If passed, the proposed Biodiversity Act would give the Minister of Lands and Forestry and government employees authorized to act on the Minister’s behalf the power to issue a Biodiversity Emergency Order to prevent, control, manage, or eliminate serious adverse effects to biodiversity.
A Biodiversity Emergency Order could require a person to cease engaging in unlawful and harmful activity and take action to remedy harm that has already been caused or is being caused. Importantly, a Biodiversity Emergency Order can only be used by the Minister or an enforcement officer when:
- they have reasonable and probable grounds to believe that there is a violation of section 38 of the Act; and
- the violation is likely to lead to serious adverse effects to biodiversity; and
- corrective action is needed to deal with the serious adverse effects; and
- they have considered all of criteria set out in section 24 of the Act.
A Biodiversity Emergency Order can only be issued when all of the criteria listed above have been met.
Section 38 of the Act prohibits specific activities such as killing specified species, introducing specified species, and destroying specified habitat without a permit. The Biodiversity Emergency Order only applies to section 38, and no prohibitions in section 38 will be in place until regulations under the Act are created. Before he can create those regulations, the Minister must “consult with the public, including landowners and stakeholders” (section 54(2), emphasis added).
The Minister cannot create regulations without first engaging in public consultation.
Essentially, the Biodiversity Emergency Order only exists to enable the Minister to step in when an illegal action will result in a serious adverse effect to biodiversity and there are no other reasonable options. It is the Ministers’ duty to act in the public interest, and there are significant limitations on his authority which ensure that his authority can only be exercised when all necessary criteria have been met.
In my opinion, the proposed power to issue Biodiversity Emergency Orders is not a threat to private landowners: it is a tool to prevent a serious loss of or impact to biodiversity caused by unlawful and harmful activities.
The fine structure set out in the proposed Biodiversity Act is essentially the same as the fine structure set out in the provincial Endangered Species Act (passed in 1998) and the provincial Environment Act (passed in 1995).
The proposed Biodiversity Act sets out maximum fines. Any actual fine would be determined by a judge, based on a number of factors and following a conviction. A judge could not set a fine higher than what the statute allows, but the judge would have full discretion to set a lower fine, and in fact the Act does not set a minimum fine. Historically, the fines set by Nova Scotian courts for comparable offences have been very low.

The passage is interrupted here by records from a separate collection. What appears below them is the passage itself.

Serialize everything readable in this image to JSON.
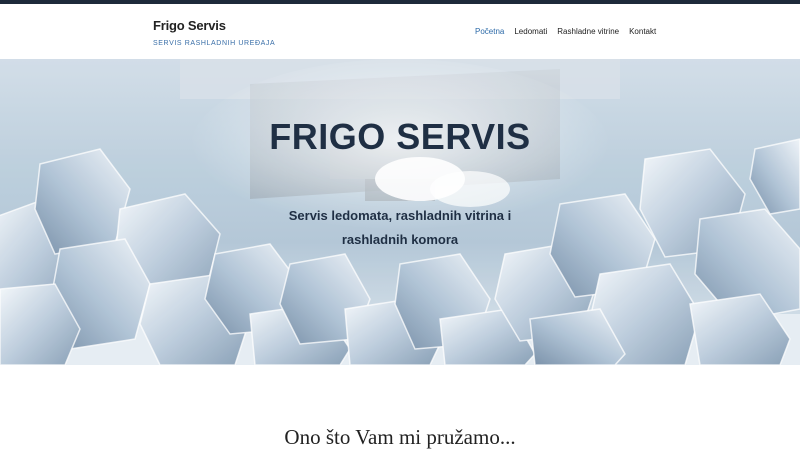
{
  "site": {
    "title": "Frigo Servis",
    "tagline": "SERVIS RASHLADNIH UREĐAJA"
  },
  "nav": {
    "items": [
      {
        "label": "Početna",
        "active": true
      },
      {
        "label": "Ledomati",
        "active": false
      },
      {
        "label": "Rashladne vitrine",
        "active": false
      },
      {
        "label": "Kontakt",
        "active": false
      }
    ]
  },
  "hero": {
    "title": "FRIGO SERVIS",
    "subtitle_line1": "Servis ledomata, rashladnih vitrina i",
    "subtitle_line2": "rashladnih komora",
    "background": "ice-cubes-image"
  },
  "section": {
    "heading": "Ono što Vam mi pružamo..."
  },
  "colors": {
    "top_strip": "#1d2a3a",
    "accent": "#2c6aa8",
    "hero_text": "#1f2f44"
  }
}
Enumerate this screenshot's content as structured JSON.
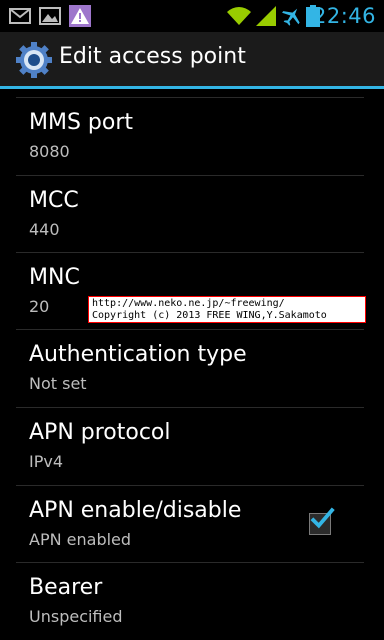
{
  "status_bar": {
    "time": "22:46",
    "icons": [
      "gmail-icon",
      "image-icon",
      "warning-icon",
      "wifi-icon",
      "signal-icon",
      "airplane-icon",
      "battery-icon"
    ]
  },
  "action_bar": {
    "title": "Edit access point",
    "icon": "settings-gear-icon"
  },
  "preferences": [
    {
      "title": "MMS port",
      "summary": "8080"
    },
    {
      "title": "MCC",
      "summary": "440"
    },
    {
      "title": "MNC",
      "summary": "20"
    },
    {
      "title": "Authentication type",
      "summary": "Not set"
    },
    {
      "title": "APN protocol",
      "summary": "IPv4"
    },
    {
      "title": "APN enable/disable",
      "summary": "APN enabled",
      "checked": true
    },
    {
      "title": "Bearer",
      "summary": "Unspecified"
    }
  ],
  "watermark": {
    "line1": "http://www.neko.ne.jp/~freewing/",
    "line2": "Copyright (c) 2013 FREE WING,Y.Sakamoto"
  },
  "colors": {
    "accent": "#33b5e5",
    "background": "#000000",
    "action_bar": "#1b1b1b",
    "wifi_signal": "#99cc00"
  }
}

I have lived in rural Nova Scotia for much of my life, and I know that most Nova Scotian landowners act as stewards of the land and waters that support the biodiversity that they enjoy or in some cases draw their living from. However, the numbers are unequivocal: the world is experiencing a global biodiversity crisis, and the crisis does not stop at the Nova Scotian border. It is our human actions that are causing the decline, and it will be our actions that will make a difference.
The proposed Biodiversity Act provides opportunities to enhance education, collaboration, and tools that could facilitate biodiversity conservation in Nova Scotia. In light of the staggering trend of global biodiversity loss, we need this law in Nova Scotia to address the crisis effectively.
Passing Bill 4 will not cause the overnight creation of BMZs across the Nova Scotian landscape, nor will it allow the government to unilaterally restrict the activities of private property owners anywhere in the province. If passed, the proposed Biodiversity Act will give the government tools it needs to begin conversations and actions that are desperately needed to conserve biodiversity in Nova Scotia.
Lisa Mitchell, Executive Director & Senior Lawyer